SOURCE INFORMATION:
:::::
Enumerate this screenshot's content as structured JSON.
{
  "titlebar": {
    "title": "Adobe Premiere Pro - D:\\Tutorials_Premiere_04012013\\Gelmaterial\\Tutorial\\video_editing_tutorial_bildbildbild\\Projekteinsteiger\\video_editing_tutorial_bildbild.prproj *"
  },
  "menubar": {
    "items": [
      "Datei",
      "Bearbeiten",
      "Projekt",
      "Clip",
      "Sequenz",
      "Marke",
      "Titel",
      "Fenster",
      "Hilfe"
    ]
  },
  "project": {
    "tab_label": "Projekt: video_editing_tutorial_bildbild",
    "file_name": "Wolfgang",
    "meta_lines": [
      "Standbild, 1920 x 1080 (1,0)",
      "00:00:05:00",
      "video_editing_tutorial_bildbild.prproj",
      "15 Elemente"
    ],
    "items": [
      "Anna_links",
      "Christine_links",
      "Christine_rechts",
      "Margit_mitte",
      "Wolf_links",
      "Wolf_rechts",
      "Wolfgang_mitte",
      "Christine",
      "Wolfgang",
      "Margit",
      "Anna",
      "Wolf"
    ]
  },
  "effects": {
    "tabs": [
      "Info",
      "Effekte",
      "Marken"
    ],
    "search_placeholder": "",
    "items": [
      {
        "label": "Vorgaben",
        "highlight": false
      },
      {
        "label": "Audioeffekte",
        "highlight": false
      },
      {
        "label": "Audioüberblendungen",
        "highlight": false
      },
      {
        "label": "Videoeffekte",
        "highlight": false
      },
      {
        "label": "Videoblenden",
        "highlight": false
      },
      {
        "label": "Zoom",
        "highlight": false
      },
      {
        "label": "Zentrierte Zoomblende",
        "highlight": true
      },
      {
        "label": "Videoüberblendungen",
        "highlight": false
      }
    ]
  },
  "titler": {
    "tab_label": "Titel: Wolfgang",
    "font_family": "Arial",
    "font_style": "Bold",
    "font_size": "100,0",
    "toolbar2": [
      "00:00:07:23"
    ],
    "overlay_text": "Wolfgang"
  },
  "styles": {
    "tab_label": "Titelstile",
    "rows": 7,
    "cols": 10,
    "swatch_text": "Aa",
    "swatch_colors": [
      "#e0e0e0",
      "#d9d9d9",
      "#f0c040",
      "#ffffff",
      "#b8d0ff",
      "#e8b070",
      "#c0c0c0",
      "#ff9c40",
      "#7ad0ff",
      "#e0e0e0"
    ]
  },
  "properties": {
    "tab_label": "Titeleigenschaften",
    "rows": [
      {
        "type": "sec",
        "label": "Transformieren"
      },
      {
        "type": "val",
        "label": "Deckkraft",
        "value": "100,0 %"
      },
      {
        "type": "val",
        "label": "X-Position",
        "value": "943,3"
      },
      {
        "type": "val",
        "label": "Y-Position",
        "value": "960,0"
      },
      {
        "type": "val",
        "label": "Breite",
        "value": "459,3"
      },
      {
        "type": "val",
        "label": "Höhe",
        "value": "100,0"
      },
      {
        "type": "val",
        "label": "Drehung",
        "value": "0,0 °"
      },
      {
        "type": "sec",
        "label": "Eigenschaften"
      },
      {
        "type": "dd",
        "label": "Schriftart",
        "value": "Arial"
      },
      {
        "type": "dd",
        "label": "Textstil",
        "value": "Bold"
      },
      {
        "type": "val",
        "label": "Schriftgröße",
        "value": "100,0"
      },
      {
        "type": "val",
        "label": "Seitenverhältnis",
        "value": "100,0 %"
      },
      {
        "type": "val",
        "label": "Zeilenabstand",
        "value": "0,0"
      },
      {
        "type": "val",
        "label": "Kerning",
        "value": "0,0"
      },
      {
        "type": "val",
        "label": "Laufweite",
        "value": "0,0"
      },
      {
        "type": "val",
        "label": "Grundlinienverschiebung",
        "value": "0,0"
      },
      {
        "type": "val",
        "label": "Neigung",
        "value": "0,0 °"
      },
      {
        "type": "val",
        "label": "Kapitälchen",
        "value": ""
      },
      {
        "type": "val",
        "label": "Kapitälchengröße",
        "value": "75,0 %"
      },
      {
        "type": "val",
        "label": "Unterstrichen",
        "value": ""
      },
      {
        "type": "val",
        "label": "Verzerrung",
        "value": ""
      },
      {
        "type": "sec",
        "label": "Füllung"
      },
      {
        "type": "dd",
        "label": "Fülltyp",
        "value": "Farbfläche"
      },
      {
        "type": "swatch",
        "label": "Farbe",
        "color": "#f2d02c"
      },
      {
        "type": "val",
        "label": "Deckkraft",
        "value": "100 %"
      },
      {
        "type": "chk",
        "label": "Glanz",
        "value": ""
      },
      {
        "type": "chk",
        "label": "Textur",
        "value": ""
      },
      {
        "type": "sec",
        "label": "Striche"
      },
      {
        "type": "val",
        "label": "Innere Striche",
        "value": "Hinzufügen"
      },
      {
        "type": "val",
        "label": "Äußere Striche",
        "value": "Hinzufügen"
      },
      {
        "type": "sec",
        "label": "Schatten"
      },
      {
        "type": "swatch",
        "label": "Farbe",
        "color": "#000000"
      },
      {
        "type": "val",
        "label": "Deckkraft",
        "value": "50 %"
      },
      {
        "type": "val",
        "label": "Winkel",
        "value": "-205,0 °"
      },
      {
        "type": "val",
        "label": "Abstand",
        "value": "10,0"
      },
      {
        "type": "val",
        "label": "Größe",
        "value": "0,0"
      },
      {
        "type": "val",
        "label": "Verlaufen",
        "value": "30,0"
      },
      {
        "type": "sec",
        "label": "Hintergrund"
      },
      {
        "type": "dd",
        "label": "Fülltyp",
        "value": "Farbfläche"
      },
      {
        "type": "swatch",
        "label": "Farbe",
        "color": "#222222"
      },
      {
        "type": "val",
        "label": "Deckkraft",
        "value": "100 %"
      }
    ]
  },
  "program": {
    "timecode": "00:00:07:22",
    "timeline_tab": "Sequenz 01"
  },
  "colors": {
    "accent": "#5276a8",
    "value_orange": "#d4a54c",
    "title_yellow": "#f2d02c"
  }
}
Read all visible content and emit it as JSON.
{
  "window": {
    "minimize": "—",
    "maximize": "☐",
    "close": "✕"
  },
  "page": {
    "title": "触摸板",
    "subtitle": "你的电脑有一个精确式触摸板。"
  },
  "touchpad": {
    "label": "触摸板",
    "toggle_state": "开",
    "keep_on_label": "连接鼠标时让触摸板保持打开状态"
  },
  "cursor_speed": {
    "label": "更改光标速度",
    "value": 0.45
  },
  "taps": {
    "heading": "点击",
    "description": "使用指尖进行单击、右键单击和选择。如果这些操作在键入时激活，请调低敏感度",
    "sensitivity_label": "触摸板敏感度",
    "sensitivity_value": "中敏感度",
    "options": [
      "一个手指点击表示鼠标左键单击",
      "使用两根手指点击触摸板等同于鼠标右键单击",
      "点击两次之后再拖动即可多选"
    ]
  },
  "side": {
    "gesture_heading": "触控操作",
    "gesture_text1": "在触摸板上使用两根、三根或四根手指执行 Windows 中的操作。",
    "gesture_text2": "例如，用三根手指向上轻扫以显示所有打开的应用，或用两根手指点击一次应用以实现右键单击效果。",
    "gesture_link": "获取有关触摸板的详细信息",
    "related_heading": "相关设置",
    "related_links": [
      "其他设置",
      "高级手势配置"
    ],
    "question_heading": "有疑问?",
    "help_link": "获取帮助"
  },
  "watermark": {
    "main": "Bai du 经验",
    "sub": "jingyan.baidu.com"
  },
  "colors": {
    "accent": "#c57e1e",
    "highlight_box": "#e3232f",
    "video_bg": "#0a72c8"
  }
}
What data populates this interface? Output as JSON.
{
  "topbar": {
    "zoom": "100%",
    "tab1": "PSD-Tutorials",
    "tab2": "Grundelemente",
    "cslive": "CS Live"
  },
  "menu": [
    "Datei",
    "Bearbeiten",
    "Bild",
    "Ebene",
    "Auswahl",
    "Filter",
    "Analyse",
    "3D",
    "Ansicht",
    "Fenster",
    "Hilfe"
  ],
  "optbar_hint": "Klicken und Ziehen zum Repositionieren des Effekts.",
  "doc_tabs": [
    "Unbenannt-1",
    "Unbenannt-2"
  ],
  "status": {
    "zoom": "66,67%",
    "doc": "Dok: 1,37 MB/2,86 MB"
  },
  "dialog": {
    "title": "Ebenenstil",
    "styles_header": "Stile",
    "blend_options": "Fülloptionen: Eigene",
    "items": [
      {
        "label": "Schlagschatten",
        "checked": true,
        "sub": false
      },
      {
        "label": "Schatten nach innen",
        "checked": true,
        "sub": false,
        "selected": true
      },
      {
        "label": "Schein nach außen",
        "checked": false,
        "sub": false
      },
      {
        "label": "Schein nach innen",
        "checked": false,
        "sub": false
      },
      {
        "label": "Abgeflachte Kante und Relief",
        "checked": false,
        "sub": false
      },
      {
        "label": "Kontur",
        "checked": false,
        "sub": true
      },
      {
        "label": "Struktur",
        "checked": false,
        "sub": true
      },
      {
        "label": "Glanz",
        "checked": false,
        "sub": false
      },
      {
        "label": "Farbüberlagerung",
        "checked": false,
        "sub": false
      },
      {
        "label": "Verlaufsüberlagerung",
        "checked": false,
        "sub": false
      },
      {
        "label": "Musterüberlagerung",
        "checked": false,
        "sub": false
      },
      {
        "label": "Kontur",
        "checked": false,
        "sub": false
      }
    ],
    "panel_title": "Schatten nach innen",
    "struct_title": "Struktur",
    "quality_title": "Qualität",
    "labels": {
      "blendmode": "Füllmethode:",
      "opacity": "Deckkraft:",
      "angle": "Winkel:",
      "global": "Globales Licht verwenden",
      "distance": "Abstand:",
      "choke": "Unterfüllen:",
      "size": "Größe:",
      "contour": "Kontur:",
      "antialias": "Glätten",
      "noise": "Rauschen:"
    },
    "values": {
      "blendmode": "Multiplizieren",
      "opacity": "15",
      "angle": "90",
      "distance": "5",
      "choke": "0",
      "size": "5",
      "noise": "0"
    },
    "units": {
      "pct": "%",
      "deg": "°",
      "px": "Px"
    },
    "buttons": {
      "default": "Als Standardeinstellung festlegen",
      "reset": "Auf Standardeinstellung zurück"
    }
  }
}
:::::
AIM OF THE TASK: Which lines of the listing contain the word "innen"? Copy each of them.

TASK ANSWER:
        "label": "Schatten nach innen",
        "label": "Schein nach innen",
    "panel_title": "Schatten nach innen",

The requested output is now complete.